Garrison native makes film about monks who live close to land — their own
By Alison Rooney
Where do ecology and theology cross paths?
One answer to that question plays out in the documentary, Saving Place, Saving Grace, co-produced by Deidra Dain, who grew up in Garrison. It will be screened at 2 p.m. on Sunday, Oct. 1, at the Desmond-Fish Library, with a Q&A with Dain to follow.
The hour-long film, which Dain made with George Patterson, documents a liturgical year at a Cistercian monastery in Virginia’s Shenandoah Valley, Holy Cross Abbey, which has been home to a community of Trappist Monks since 1950.
Only 11 of the original 68 monks remained, and the film documents their struggles with how to best honor one of their four vows, stewardship of their 1,200-acre farm. (The others are poverty, chastity and obedience.) The answer, it turns out, is an extensive application of sustainable practices. “Stewardship is a welcome burden,” says one monk.
Dain says the screening in her hometown is special because growing up in Garrison taught her to value the outdoors and the beauty of nature. “The Shenandoah Valley and the Hudson River Valley have huge parallels,” she says.
Dain lives in the Shenandoah Valley near the monastery and first became aware of it when she visited for a weekend spiritual retreat about 15 years ago. She found the time “very powerful; I was thrilled to discover this place.”
The Dain Family
Deidra Dain is a member of the Dain family that owns the Peekskill lumber business founded in 1848. Her parents, Sue and Henry “Tip” Dain, moved after World War II to Peekskill, then learned from a Dugan’s Bread Delivery man about Garrison. They bought land on Old Albany Post Road and built a small home there in 1951.
They had four girls and a boy, in that order. Deidra is the fourth; the baby brother Jeff, now runs the lumberyard. Sue Dain lived in the Garrison home until her death in April at age 98.
Deidra, who lives in Winchester, Virginia, says the siblings “all went to Garrison Union Free School, and to church at St. Philip’s, and we all still go back to visit. My father was very active on the school board and active on the local Republican committee up to the era of Nixon, when he lost interest. He was also involved with the Fish and Game Club, was a vestryman at church and won a lot of golf tournaments at Highlands Country Club. All this while commuting for 42 years to the city, long before there was a big parking lot at the station.”

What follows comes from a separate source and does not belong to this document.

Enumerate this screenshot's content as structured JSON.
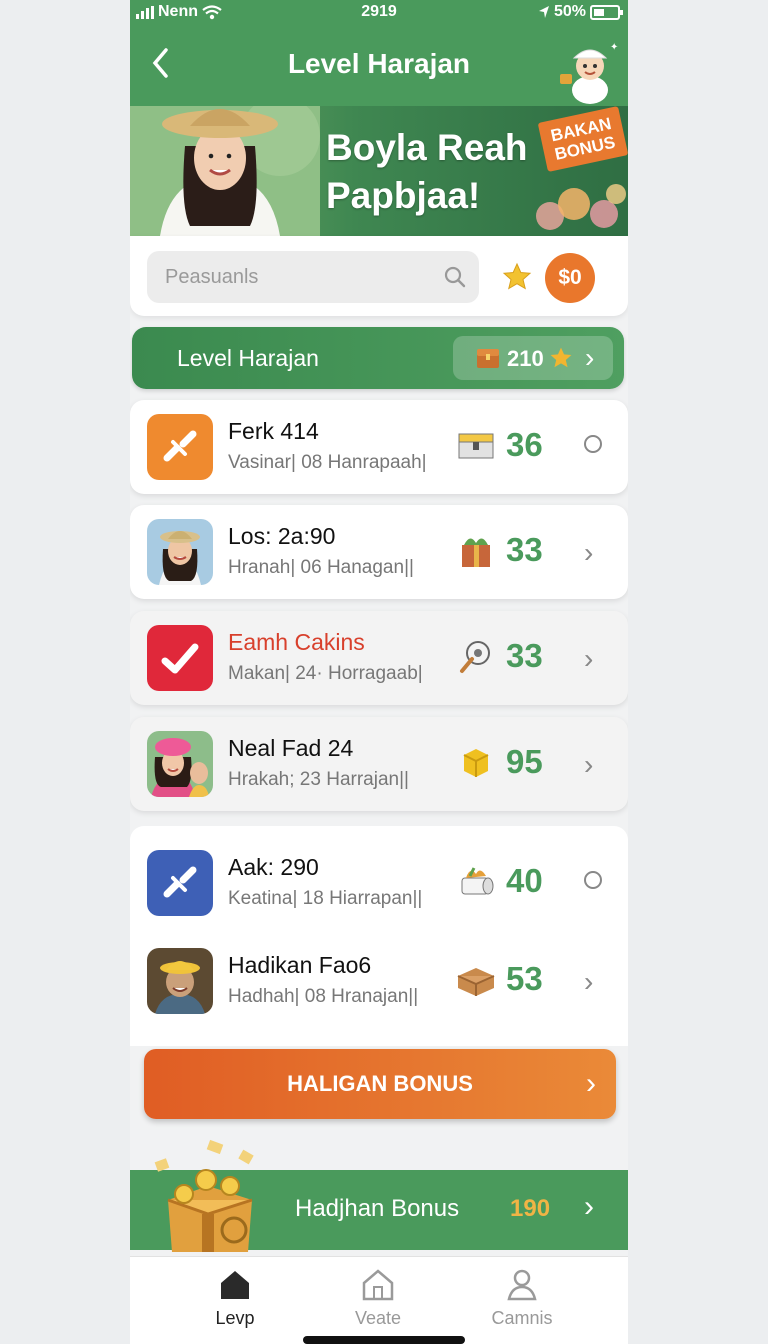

Ten years later, friends told her about an initiative at the abbey in which six graduate students from the University of Michigan spent a year collecting data on every aspect of the monastery: its energy uses, building construction, business practices and daily practices.
“They thought given my organizational background [she holds an MBA in organizational behavior and development from George Washington University], I’d find what was being done there interesting. The place was undergoing changes, yet they didn’t know what these changes would bring. I went over and started talking to Father James [Orthmann], who was the liaison with the students.”
She became fascinated by the structure behind the cloistered setting: The monks rise at 3:30 a.m. for prayers, then spend most of the day communicating without words while practicing agrarian practices and baking to sustain the community.
“I learned about their infrastructure, and the hierarchy in relation to the diocese, and the pope,” Dain explains. “I asked them, ‘You’re going to get this big report, but what about implementation?’”
The youngest monk at the time of filming was 57, and with dwindling numbers the men questioned why they were so concerned about sustaining their land and handling the constant repairs needed throughout the property and the encroachment of surrounding developments. Conservation easements proved to be part of the solution. So did reorganizing the volunteers who assisted the monks.
“Father James told me that all the volunteers were disparate and uncoordinated, so I asked if they had ever had groups talk to each other, because it’s a lot of work bringing stakeholders together,” she says. “As a result, I conducted a group meeting, discussing strengths and issues, and prioritizing them.”
Patterson, a former network news cameraman, had done a piece for HGTV on foods of the Shenandoah Valley that included fruitcakes made at the monastery. He was among the stakeholders. “It was his idea to do a documentary, because it was such a special place,” Dain says.
Dain and Patterson didn’t want to make a promotional film. “We were clear that we would maintain editorial control,” she says. “We wanted to focus on how the monastery brought people together who would not normally find common ground, with the main theme being the intersection of ecology and theology.
“The monks live by the Rule of St. Benedict, which mandates that they be stewards of the land,” she continues. “Traditionally they have always lived on land they’ve worked on replenishing and restoring. A lot of people are into conservation, but this small group of monks made it their mission statement.
“It was a provocative subject: how the men are making choices about the land and each other, as well as other spiritual choices. It’s a universal need, shown locally.”
Saving Place, Saving Grace was completed in January and aired by a PBS station in Harrisonburg, Virginia. Earlier this month, the documentary, which is narrated by CBS News correspondent Martha Teichner, was placed on a roster of films available to PBS stations across the country.Did you find this article useful or informative? Please consider a donation to support our work. Even $5 a month would be terrific. We are able to provide this website and our weekly print paper free to the community because of readers like you.